-------- Entries supplied

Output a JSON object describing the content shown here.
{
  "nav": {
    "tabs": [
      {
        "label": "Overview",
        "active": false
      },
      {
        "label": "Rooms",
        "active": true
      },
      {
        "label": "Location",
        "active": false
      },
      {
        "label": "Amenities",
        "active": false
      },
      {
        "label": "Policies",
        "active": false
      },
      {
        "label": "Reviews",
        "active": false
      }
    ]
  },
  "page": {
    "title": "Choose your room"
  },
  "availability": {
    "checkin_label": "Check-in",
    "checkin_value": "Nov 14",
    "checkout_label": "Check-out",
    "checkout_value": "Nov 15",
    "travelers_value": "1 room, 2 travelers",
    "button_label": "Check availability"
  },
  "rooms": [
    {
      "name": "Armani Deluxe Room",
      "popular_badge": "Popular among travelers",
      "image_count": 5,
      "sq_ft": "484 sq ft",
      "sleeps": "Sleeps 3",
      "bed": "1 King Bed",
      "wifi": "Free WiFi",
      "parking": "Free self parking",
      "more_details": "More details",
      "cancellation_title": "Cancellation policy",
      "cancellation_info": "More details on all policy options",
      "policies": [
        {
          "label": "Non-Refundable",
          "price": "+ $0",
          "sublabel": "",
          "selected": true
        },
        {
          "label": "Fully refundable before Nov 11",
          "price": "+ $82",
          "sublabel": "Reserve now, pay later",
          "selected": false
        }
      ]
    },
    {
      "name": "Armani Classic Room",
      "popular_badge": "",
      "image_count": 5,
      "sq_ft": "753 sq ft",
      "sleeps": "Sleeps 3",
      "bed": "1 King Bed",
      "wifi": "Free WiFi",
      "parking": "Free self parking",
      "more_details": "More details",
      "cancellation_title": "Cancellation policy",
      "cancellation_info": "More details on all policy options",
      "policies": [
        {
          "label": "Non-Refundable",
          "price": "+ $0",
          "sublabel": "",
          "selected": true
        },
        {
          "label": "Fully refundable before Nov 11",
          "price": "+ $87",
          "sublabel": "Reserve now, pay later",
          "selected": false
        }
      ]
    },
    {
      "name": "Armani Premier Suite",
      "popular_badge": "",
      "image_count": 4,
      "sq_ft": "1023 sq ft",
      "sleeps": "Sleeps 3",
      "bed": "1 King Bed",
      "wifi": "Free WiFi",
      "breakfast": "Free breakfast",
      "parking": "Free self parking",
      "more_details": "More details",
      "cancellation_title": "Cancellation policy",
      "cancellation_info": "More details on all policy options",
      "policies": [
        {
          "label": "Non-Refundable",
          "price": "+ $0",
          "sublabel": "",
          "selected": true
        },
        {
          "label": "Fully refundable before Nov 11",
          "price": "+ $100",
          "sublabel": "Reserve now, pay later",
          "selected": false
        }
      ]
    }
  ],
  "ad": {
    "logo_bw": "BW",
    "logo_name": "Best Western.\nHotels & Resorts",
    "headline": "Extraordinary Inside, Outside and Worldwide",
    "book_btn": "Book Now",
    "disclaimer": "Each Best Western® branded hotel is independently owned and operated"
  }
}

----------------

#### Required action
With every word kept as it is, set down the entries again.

#### Solved problem
Output a JSON object describing the content shown here.
{
  "nav": {
    "tabs": [
      {
        "label": "Overview",
        "active": false
      },
      {
        "label": "Rooms",
        "active": true
      },
      {
        "label": "Location",
        "active": false
      },
      {
        "label": "Amenities",
        "active": false
      },
      {
        "label": "Policies",
        "active": false
      },
      {
        "label": "Reviews",
        "active": false
      }
    ]
  },
  "page": {
    "title": "Choose your room"
  },
  "availability": {
    "checkin_label": "Check-in",
    "checkin_value": "Nov 14",
    "checkout_label": "Check-out",
    "checkout_value": "Nov 15",
    "travelers_value": "1 room, 2 travelers",
    "button_label": "Check availability"
  },
  "rooms": [
    {
      "name": "Armani Deluxe Room",
      "popular_badge": "Popular among travelers",
      "image_count": 5,
      "sq_ft": "484 sq ft",
      "sleeps": "Sleeps 3",
      "bed": "1 King Bed",
      "wifi": "Free WiFi",
      "parking": "Free self parking",
      "more_details": "More details",
      "cancellation_title": "Cancellation policy",
      "cancellation_info": "More details on all policy options",
      "policies": [
        {
          "label": "Non-Refundable",
          "price": "+ $0",
          "sublabel": "",
          "selected": true
        },
        {
          "label": "Fully refundable before Nov 11",
          "price": "+ $82",
          "sublabel": "Reserve now, pay later",
          "selected": false
        }
      ]
    },
    {
      "name": "Armani Classic Room",
      "popular_badge": "",
      "image_count": 5,
      "sq_ft": "753 sq ft",
      "sleeps": "Sleeps 3",
      "bed": "1 King Bed",
      "wifi": "Free WiFi",
      "parking": "Free self parking",
      "more_details": "More details",
      "cancellation_title": "Cancellation policy",
      "cancellation_info": "More details on all policy options",
      "policies": [
        {
          "label": "Non-Refundable",
          "price": "+ $0",
          "sublabel": "",
          "selected": true
        },
        {
          "label": "Fully refundable before Nov 11",
          "price": "+ $87",
          "sublabel": "Reserve now, pay later",
          "selected": false
        }
      ]
    },
    {
      "name": "Armani Premier Suite",
      "popular_badge": "",
      "image_count": 4,
      "sq_ft": "1023 sq ft",
      "sleeps": "Sleeps 3",
      "bed": "1 King Bed",
      "wifi": "Free WiFi",
      "breakfast": "Free breakfast",
      "parking": "Free self parking",
      "more_details": "More details",
      "cancellation_title": "Cancellation policy",
      "cancellation_info": "More details on all policy options",
      "policies": [
        {
          "label": "Non-Refundable",
          "price": "+ $0",
          "sublabel": "",
          "selected": true
        },
        {
          "label": "Fully refundable before Nov 11",
          "price": "+ $100",
          "sublabel": "Reserve now, pay later",
          "selected": false
        }
      ]
    }
  ],
  "ad": {
    "logo_bw": "BW",
    "logo_name": "Best Western.\nHotels & Resorts",
    "headline": "Extraordinary Inside, Outside and Worldwide",
    "book_btn": "Book Now",
    "disclaimer": "Each Best Western® branded hotel is independently owned and operated"
  }
}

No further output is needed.